Leaving aside the political question of universal coverage, note how Redwood conflates “lifestyle-based prevention methods” with CAM/IM and characterizes not embracing such methods as “entrenching a status quo.” Of course, this is again an example of the “bait and switch,” where diet and lifestyle interventions are the bait and the switch is all the other pseudoscientific nonsense that comes along with CAM. Also note how Redwood invokes the ever-popular “health care freedom” canard so beloved of quacks and charlatans, painting failure to include CAM/IM as part of health care reform as a grave injustice and saying that a “level playing field” is necessary. Unfortunately for Redwood, this “health care freedom” does not represent freedom for patients at all but rather the freedom of quacks and charlatans to do whatever they want, free from any pesky interference from government regulatory agencies or state medical boards, and the “level playing field” he envisions is in reality spotting CAM/IM three touchdowns before the game even begins. Or, to mix metaphors, CAM/IM wants to be placed on third base and then call it a home run if it gets to tag up and go home on the basis of a fly ball out.

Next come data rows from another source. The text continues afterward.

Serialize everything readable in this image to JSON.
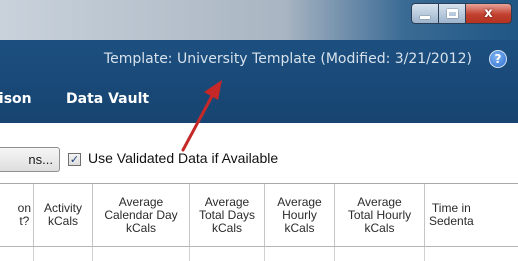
{
  "window": {
    "minimize_glyph": "",
    "maximize_glyph": "",
    "close_glyph": "x"
  },
  "header": {
    "template_info": "Template: University Template (Modified: 3/21/2012)",
    "help_glyph": "?"
  },
  "menu": {
    "items": [
      "rison",
      "Data Vault"
    ]
  },
  "options": {
    "button_label": "ns...",
    "checkbox_checked": true,
    "checkbox_label": "Use Validated Data if Available"
  },
  "table": {
    "columns": [
      "on\nt?",
      "Activity\nkCals",
      "Average\nCalendar Day\nkCals",
      "Average\nTotal Days\nkCals",
      "Average\nHourly\nkCals",
      "Average\nTotal Hourly\nkCals",
      "Time in\nSedenta"
    ]
  },
  "colors": {
    "header_blue": "#1c4f80",
    "annotation_arrow": "#c62828"
  }
}
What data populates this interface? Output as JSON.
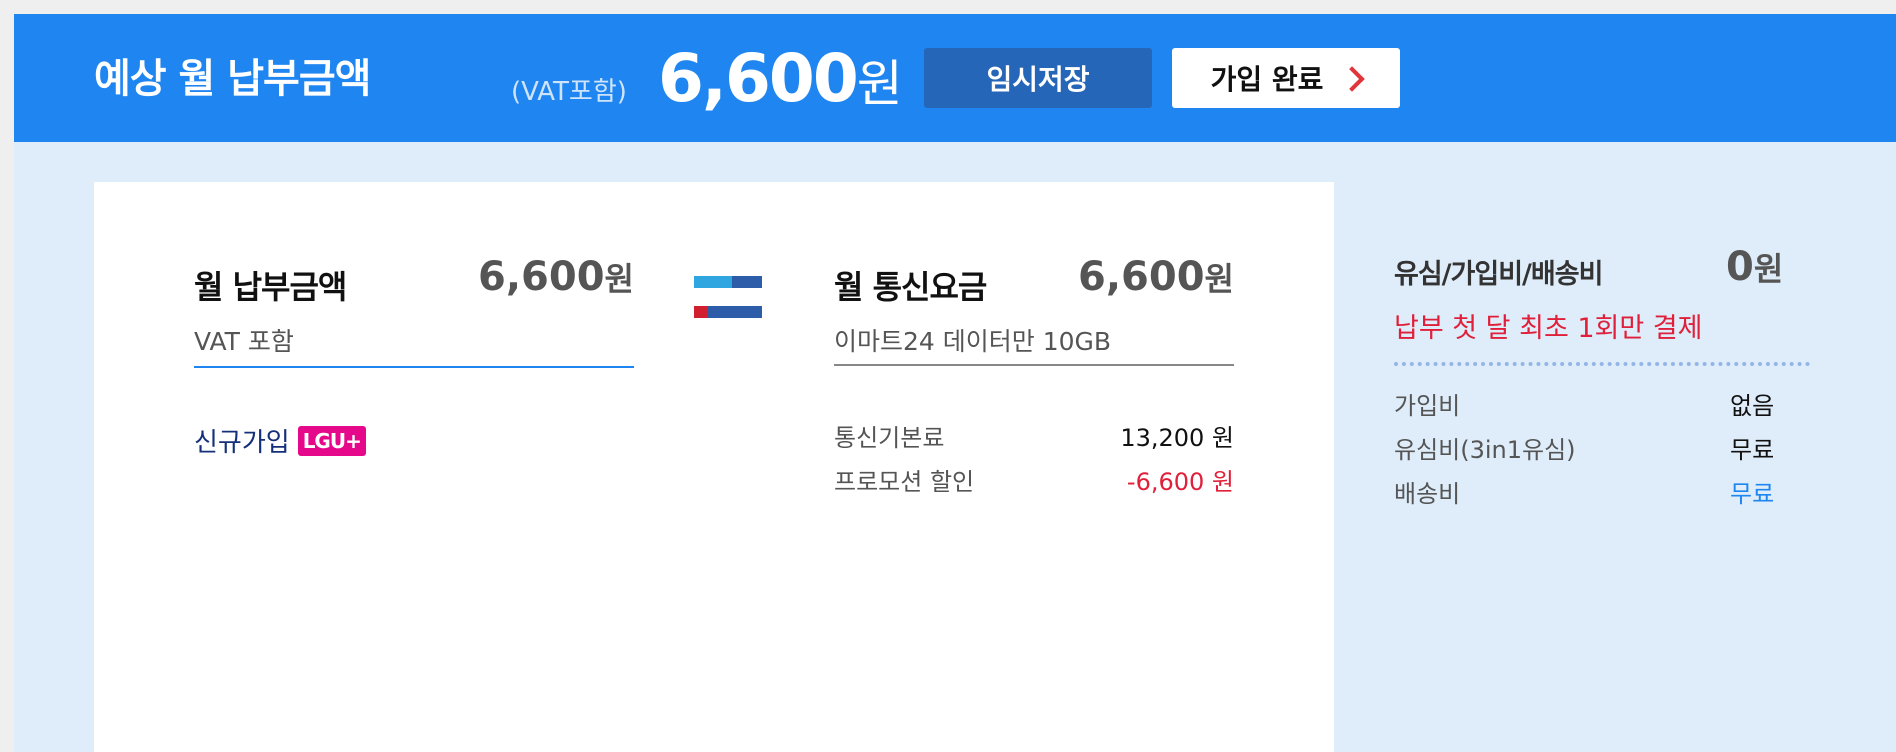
{
  "header": {
    "title": "예상 월 납부금액",
    "vat_note": "(VAT포함)",
    "amount": "6,600",
    "currency": "원",
    "save_button": "임시저장",
    "complete_button": "가입 완료"
  },
  "monthly_payment": {
    "title": "월 납부금액",
    "amount": "6,600",
    "currency": "원",
    "note": "VAT 포함",
    "join_type": "신규가입",
    "carrier_badge": "LGU+"
  },
  "monthly_fee": {
    "title": "월 통신요금",
    "amount": "6,600",
    "currency": "원",
    "plan_name": "이마트24 데이터만 10GB",
    "items": [
      {
        "label": "통신기본료",
        "value": "13,200 원"
      },
      {
        "label": "프로모션 할인",
        "value": "-6,600 원"
      }
    ]
  },
  "one_time_fees": {
    "title": "유심/가입비/배송비",
    "amount": "0",
    "currency": "원",
    "note": "납부 첫 달 최초 1회만 결제",
    "items": [
      {
        "label": "가입비",
        "value": "없음"
      },
      {
        "label": "유심비(3in1유심)",
        "value": "무료"
      },
      {
        "label": "배송비",
        "value": "무료"
      }
    ]
  },
  "colors": {
    "header_blue": "#1f85f0",
    "save_button": "#2666b8",
    "background": "#deedf9",
    "discount_red": "#e0203a",
    "badge_magenta": "#e5088a"
  },
  "icons": {
    "complete_chevron": "chevron-right-icon",
    "brand_flag": "emart-flag-icon"
  }
}
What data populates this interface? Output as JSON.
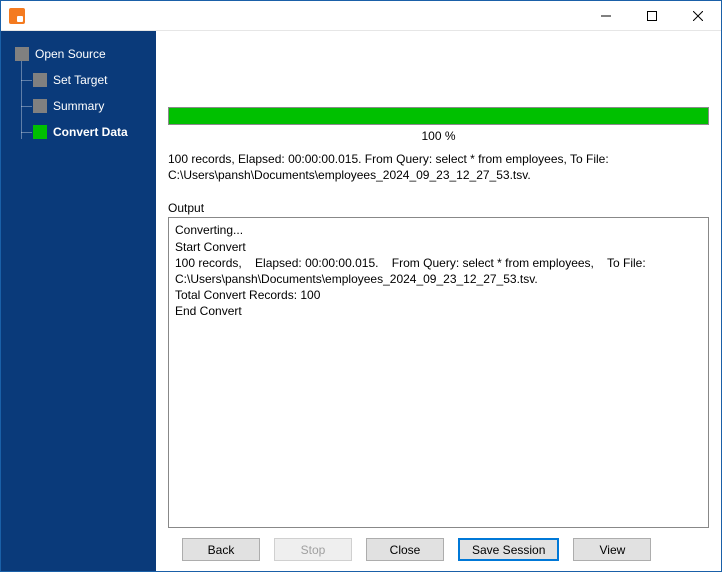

If CAM/IM had compelling science and evidence behind it, it would not be trying to manipulate the political process to give itself an unfair advantage, while whining that it is so persecuted. Unfortunately, with the backing of the Bravewell Collaborative, the Samueli Institute, and the National Center for Complementary and Alternative Medicine, advocates of CAM/IM are in a strong position to insert themselves into the upcoming political debate over health care reform. If science-based medicine is to repulse this infiltration, two things will have to happen. First, the Obama Administration’s science and medical advisors will have to be sufficiently savvy not to fall for the blandishments of sectarians and to promote science-based, not pseudoscience-based, medicine. On that score, I am cautiously optimistic. The second thing that will have to happen is that science-based physicians will have to mount an effort to influence legislators at least equal to what CAM advocates are already doing. Unfortunately, on that latter score, I am much less optimistic. Most science-based physicians are not political activists, and the power and wealth of the forces trying to insert CAM into any health care reform is potent. Still, that does not mean we shouldn’t try.